Items listed in a dataset:
________
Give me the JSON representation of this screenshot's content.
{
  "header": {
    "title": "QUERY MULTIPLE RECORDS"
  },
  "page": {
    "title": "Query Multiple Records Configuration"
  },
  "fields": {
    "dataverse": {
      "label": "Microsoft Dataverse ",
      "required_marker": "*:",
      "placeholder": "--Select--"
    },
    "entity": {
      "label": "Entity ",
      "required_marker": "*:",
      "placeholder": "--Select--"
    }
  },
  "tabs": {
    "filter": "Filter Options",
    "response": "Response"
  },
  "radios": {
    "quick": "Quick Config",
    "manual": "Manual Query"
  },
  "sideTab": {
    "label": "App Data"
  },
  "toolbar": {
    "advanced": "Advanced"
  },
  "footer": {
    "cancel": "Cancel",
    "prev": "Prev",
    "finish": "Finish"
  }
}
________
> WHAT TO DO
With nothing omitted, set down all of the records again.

> SOLUTION
Give me the JSON representation of this screenshot's content.
{
  "header": {
    "title": "QUERY MULTIPLE RECORDS"
  },
  "page": {
    "title": "Query Multiple Records Configuration"
  },
  "fields": {
    "dataverse": {
      "label": "Microsoft Dataverse ",
      "required_marker": "*:",
      "placeholder": "--Select--"
    },
    "entity": {
      "label": "Entity ",
      "required_marker": "*:",
      "placeholder": "--Select--"
    }
  },
  "tabs": {
    "filter": "Filter Options",
    "response": "Response"
  },
  "radios": {
    "quick": "Quick Config",
    "manual": "Manual Query"
  },
  "sideTab": {
    "label": "App Data"
  },
  "toolbar": {
    "advanced": "Advanced"
  },
  "footer": {
    "cancel": "Cancel",
    "prev": "Prev",
    "finish": "Finish"
  }
}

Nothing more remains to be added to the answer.